As history has amply recorded, Olivier was far from happy about the decision. It would be the second film in a row that he was to have a contentious relationship with his leading lady (his work with Merle Oberon in Wuthering Heights, off screen, was fraught with tearful arguments) and he made no attempt to hide his displeasure with Fontaine.
Although, as history has also recorded, perhaps it was less Olivier’s moody brooding on set that put Fontaine so terribly off her guard, and more Hitchcock’s capitalizing on the ill feelings on set… manipulating them to his advantage.
Fontaine later said that “[Hitchcock] was a Svengali. He controlled me totally. He took me aside and whispered, ‘Now kid, you go in there and you do this and that.’ And then he would say, ‘do you know what so-and-so said about you today? Do you that Olivier doesn’t want you in this role? Well never you mind you just listen to me.’ … He seemed to relish the cast not liking one another, actor for actor, by the end of the film.”
All of this is not meant to condone Olivier’s un-sporting behavior at having lost out to working with his beloved, but it is to put it in to context. Perhaps, more than anything, it is necessary to step back and understand precisely how intense the Olivier/Leigh relationship was at that particular point in time. Still illicit in legal terms, their love had been gestating and blossoming into an extraordinarily passionate affair; unhealthy in some ways, very healthy and very needed in others, the fact of which is made quite evident in surviving letters and telegrams from the 1939 period.
For example, not long before his being cast as Maxim de Winter in Rebecca, Olivier penned the following letter of excruciating remorse at having missed a phone call from her:
“I was too miserable even to cry. I was dying to ring up and say, O Vivling my darling forgive me, please forgive me. I’m so sorry, Mummy darling. My throat does ache for you so my beloved darling Vivien child, Mary child, O how I reverence you, wrap you in mental cotton wool and put you on the mantelpiece and burn candles to you.”
This is the sort of love we’re talking about here, and in light of this it is easier to understand the stormy nature of Olivier’s behavior. Watching the film today, with Hitchcock’s meticulously calculated long shadows and startling close-ups, the tremulous back story really serves it well.
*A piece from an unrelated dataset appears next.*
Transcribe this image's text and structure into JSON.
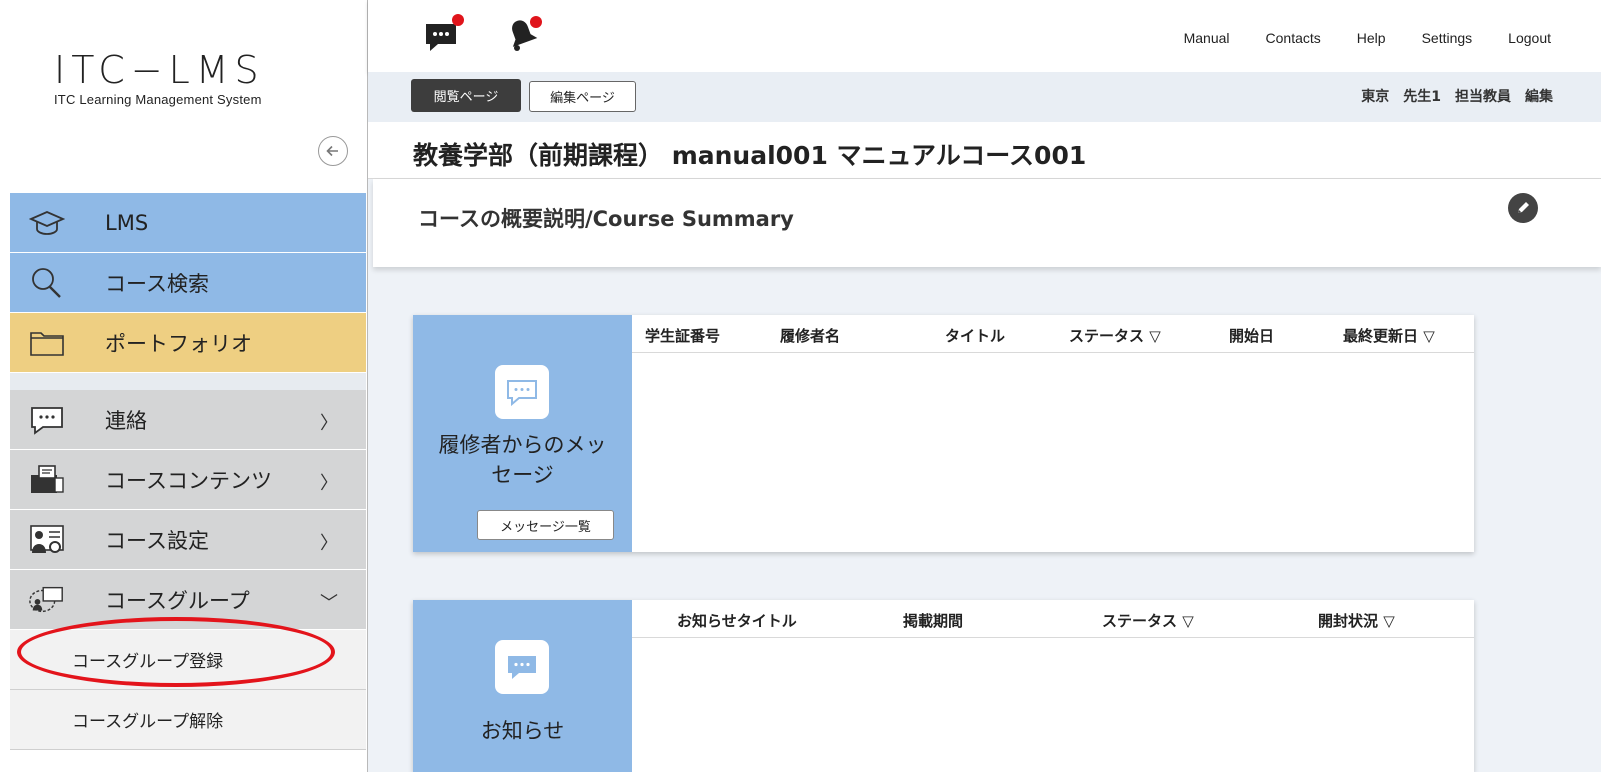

The unease between Maxim and Mrs. de Winter carries the viewer, keeping them on tenterhooks, and it is only in the final minutes of the film that the cold melts from Larry’s deep, broodish eyes and we can actually feel some genuine affection between the two.
Had Vivien been by Larry’s side, it would have taken a greater actor even than Olivier to pretend that he was, even in the smallest sense, not thoroughly enraptured with her. Because, regardless of how their relationship would end, for this period in their lives Vivien Leigh and Larry Olivier were not so much a couple as they were one.
(The pair would go on to produce Romeo and Juliet on Broadway not long after, a critical and financial failure, and then return to Hollywood to film That Hamilton Woman in 1941– a great financial success.)
For more on Laurence Olivier and Vivien Leigh, be sure to drop by film historian Kendra Bean‘s Viv And Larry.com. This classy, sophisticated, comprehensive site is a gold mine of essays, photo essays, and everything under the sun pertaining to the Oliviers. Trust us: your classic movie-loving life is not complete without it!